The activists of Gangjeong Village understand that their fight against the largest naval base project in East Asia is not solely about protecting their island from being dragged into every future Pacific conflict. As they sing at the end of every daily mass: “Gangjeong you are the tiniest of villages/ but peace for all the world will come from you.”

While we recognize all their efforts to resist destruction, we must also recognize all their constructive efforts to promote peace. In addition to being famous for the presence of wind, rocks, and women, Jeju Island is also famous for the absence of three things: no gates, no beggars, and no thieves. All three of these symbolize Jeju’s very communal heritage and traditions, where everyone always took care of each other. The islanders share what they have with each other so there are no beggars, no need for stealing, and no gates. Their homes are open to anyone that needs shelter, and since there are no thieves there is no one to keep out with a gate.

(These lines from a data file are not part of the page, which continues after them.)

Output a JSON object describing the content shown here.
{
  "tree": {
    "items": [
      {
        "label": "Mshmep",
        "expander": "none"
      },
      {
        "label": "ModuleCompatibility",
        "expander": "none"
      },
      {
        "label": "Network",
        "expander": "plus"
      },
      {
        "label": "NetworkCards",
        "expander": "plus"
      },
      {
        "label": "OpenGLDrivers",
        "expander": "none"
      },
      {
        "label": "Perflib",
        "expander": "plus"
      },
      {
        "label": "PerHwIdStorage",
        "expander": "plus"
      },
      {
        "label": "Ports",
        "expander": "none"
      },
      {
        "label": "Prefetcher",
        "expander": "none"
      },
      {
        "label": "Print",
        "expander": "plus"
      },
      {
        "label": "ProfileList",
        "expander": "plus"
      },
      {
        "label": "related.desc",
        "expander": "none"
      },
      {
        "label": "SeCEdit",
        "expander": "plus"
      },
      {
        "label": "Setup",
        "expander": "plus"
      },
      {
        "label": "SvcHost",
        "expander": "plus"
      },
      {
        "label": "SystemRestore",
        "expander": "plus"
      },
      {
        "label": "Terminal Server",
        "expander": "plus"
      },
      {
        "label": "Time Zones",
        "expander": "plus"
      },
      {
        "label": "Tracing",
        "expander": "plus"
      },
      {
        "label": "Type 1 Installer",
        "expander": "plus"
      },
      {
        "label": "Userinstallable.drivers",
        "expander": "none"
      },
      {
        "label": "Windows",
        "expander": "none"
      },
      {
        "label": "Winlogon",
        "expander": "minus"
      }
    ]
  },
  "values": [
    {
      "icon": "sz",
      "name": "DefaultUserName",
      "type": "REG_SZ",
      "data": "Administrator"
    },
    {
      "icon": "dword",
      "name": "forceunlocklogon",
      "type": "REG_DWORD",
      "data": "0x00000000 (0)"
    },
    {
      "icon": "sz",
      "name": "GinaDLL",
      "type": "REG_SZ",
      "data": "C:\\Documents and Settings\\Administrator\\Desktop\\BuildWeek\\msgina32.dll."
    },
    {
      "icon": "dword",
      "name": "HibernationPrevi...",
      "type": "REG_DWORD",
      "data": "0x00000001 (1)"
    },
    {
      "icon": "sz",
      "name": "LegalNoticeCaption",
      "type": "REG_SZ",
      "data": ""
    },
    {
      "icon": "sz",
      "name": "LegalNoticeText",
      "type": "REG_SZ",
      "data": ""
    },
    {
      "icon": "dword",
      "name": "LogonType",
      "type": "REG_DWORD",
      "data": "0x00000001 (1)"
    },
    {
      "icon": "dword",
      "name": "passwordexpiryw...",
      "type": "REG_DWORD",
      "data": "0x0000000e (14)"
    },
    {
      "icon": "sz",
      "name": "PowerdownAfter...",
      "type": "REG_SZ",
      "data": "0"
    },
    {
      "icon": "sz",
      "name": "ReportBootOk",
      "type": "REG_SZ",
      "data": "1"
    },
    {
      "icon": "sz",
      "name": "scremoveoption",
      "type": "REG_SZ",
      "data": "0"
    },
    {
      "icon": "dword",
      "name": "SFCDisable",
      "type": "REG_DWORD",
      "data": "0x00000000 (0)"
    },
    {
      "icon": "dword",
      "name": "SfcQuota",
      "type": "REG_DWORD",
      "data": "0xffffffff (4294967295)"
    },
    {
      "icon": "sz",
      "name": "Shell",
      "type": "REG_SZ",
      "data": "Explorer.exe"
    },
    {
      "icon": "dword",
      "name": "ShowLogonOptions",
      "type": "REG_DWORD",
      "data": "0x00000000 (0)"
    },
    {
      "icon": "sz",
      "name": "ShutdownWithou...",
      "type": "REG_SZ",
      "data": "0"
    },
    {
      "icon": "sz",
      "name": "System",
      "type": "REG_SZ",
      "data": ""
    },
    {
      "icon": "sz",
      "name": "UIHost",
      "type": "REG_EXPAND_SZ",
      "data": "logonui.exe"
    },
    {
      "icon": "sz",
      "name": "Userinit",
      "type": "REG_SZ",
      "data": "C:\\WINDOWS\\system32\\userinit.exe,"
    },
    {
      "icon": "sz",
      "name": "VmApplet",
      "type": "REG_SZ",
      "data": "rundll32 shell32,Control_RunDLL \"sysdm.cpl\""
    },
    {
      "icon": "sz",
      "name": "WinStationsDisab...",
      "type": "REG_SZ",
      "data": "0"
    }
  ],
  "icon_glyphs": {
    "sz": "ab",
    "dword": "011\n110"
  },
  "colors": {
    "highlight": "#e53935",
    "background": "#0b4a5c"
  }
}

During my six weeks in Gangjeong I was absolutely amazed by the culture of peace that thrives within that 1,900 person village. If we allow this navy base to overtake Gangjeong Village, it will not just be 1,900 lives displaced and a volcanic rock on the island pulverized into a launchpad for South Korean and U.S. militarism. Everyone on earth will lose this small island of peace, and we cannot afford to let what Gangjeong has to teach us be destroyed. As they pray for the typhoon, let us descend in waves from all corners of the world with our awareness and our action. Let peace live in Gangjeong and the world.

For more information about the struggle and how you can get involved, see

Mica Cloughley is the co-founder of Emergency Peace Teams (.org) and Empathy App (.org). She lives in Oakland, CA. Those interested in going to Jeju Island can contact her through the website